Barberry stems are woody, 8 - 10 feet high, upright and branched, with a white pith and an ash-coloured bark. The primary leaves on the woody shoots are reduced to three-forked spines, with an enlarged base. The secondary leaves are from the axil of these spines and are a simple oval shape, tapering at the base into a short footstalk. The flowers, blooming towards the ends of the branches, are small and pale yellow - their scent is not particularly attractive. The berries are about half an inch long, oblong, and slightly curved. They are a red colour when ripe, and taste similar to a tamarind. The leaves are also acid, and have sometimes been employed for the same purposes as the fruit. Cows, sheep and goats are said to eat the shrub, but horses and pigs refuse it on account of its acidity - birds do not tend to eat the berries for this reason also.
The Barberry used to be cultivated for the fruit, which was pickled and used for garnishing dishes. Provincially, the plant is also termed Pipperidge Bush, which originated from the words 'pepon' (a pip), and 'rouge' (red), a description of the scarlet, juiceless fruit. ‘Berberis’ is the Arabic name of the fruit, signifying a shell, and many authors believe the name is derived from this word, because the leaves are glossy, like the inside of an oyster-shell.
The bark and root-bark of Barberry are used medicinally. The stem-bark is collected by shaving, and is dried spread out in the sun, or in a well-ventilated greenhouse, warmed either by sun or by artificial heat. When dried, the pieces of bark are in small irregular portions and marked with shallow longitudinal furrows. It is dark yellowish-brown on the inner surface and has a slight odour and a bitter taste.
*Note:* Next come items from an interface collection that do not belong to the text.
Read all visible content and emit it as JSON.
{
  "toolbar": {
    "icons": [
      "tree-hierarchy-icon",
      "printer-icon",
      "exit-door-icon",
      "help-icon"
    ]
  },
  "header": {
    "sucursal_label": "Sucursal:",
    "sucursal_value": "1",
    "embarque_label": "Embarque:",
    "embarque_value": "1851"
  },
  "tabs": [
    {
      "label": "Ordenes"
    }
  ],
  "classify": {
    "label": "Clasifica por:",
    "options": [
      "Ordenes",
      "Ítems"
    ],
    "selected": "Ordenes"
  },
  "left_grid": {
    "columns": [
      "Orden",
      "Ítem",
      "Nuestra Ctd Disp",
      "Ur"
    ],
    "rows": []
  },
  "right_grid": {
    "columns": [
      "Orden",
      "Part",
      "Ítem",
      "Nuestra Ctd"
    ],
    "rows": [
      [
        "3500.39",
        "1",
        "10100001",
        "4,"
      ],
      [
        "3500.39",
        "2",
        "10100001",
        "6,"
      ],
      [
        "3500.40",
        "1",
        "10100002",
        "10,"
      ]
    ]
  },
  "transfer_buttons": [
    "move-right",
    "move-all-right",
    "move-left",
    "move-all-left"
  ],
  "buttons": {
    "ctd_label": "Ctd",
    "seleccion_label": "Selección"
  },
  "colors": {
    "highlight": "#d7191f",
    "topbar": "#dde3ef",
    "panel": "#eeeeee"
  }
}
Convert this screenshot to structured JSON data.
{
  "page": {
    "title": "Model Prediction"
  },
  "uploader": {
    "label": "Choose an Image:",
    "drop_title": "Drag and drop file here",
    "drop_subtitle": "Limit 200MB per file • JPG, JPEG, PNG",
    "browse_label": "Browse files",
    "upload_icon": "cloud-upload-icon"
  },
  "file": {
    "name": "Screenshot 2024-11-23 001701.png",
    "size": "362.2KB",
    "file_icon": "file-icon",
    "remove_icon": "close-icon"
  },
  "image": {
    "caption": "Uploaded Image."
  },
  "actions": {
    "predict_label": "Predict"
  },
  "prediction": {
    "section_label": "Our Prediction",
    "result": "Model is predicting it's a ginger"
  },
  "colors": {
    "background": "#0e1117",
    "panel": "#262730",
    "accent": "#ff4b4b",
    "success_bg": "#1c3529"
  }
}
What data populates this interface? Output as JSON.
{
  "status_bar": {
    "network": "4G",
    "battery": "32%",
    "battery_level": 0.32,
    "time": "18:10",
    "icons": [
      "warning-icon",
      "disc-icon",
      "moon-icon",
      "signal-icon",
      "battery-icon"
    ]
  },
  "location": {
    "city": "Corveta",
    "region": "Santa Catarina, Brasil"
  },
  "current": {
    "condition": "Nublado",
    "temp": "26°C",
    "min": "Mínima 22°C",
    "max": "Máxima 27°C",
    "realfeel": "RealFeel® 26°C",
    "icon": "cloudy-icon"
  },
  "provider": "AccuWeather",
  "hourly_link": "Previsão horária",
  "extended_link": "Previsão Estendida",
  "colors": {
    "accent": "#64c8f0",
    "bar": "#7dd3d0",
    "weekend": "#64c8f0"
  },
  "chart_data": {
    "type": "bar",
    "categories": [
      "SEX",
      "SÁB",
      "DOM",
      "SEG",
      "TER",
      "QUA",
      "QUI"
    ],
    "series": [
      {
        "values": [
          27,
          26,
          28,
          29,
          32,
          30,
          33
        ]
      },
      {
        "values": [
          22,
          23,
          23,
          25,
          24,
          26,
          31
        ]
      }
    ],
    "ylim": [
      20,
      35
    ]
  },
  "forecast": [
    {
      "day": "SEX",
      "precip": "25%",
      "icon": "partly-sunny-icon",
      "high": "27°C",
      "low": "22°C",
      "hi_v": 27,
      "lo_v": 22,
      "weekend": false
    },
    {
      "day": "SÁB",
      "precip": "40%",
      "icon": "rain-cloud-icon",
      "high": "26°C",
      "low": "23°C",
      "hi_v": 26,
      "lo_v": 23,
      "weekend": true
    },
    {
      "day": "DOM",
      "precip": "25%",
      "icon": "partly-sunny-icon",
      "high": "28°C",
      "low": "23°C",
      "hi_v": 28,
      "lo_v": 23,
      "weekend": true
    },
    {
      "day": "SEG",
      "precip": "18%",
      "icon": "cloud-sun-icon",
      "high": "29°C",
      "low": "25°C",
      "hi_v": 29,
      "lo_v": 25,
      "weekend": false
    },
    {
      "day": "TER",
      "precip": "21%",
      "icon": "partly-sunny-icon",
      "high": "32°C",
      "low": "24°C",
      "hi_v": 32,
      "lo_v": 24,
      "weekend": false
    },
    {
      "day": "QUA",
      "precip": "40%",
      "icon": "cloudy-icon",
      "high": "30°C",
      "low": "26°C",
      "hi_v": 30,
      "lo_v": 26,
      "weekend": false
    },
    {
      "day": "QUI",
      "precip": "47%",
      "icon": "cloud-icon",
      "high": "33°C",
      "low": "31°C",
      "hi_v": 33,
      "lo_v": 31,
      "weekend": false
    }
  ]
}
The root-bark is greyish brown externally and is dried in a similar manner after being peeled off. When dry, it breaks with a short fracture. It contains the same constituents as the stem-bark and possesses similar qualities.
The chief constituent of Barberry bark is Berberine, a yellow, crystalline bitter alkaloid, together with oxyacanthine, berbamine, other alkaloidal matter, a little tannin, wax, resin, fat, albumin, gum and starch.
Barberry is commonly used as a tonic, purgative and antiseptic. It is sometimes used in the form of a liquid extract, and given as decoction, infusion or tincture, but generally a salt of the alkaloid Berberine is preferred.
As a bitter stomachic tonic, it proves an excellent remedy for dyspepsia and functional derangement of the liver, regulating digestion, and if given in larger doses, acts as a mild purgative. It is used for the treatment of jaundice, general debility and for fever and diarrhoea. It also forms an excellent gargle for a sore mouth.
The berries contain citric and malic acids, and possess astringent properties. In the form of a jelly, the berries are a very refreshing treatment for irritable sore throats, as is the syrup made of Barberries, which is an excellent astringent gargle.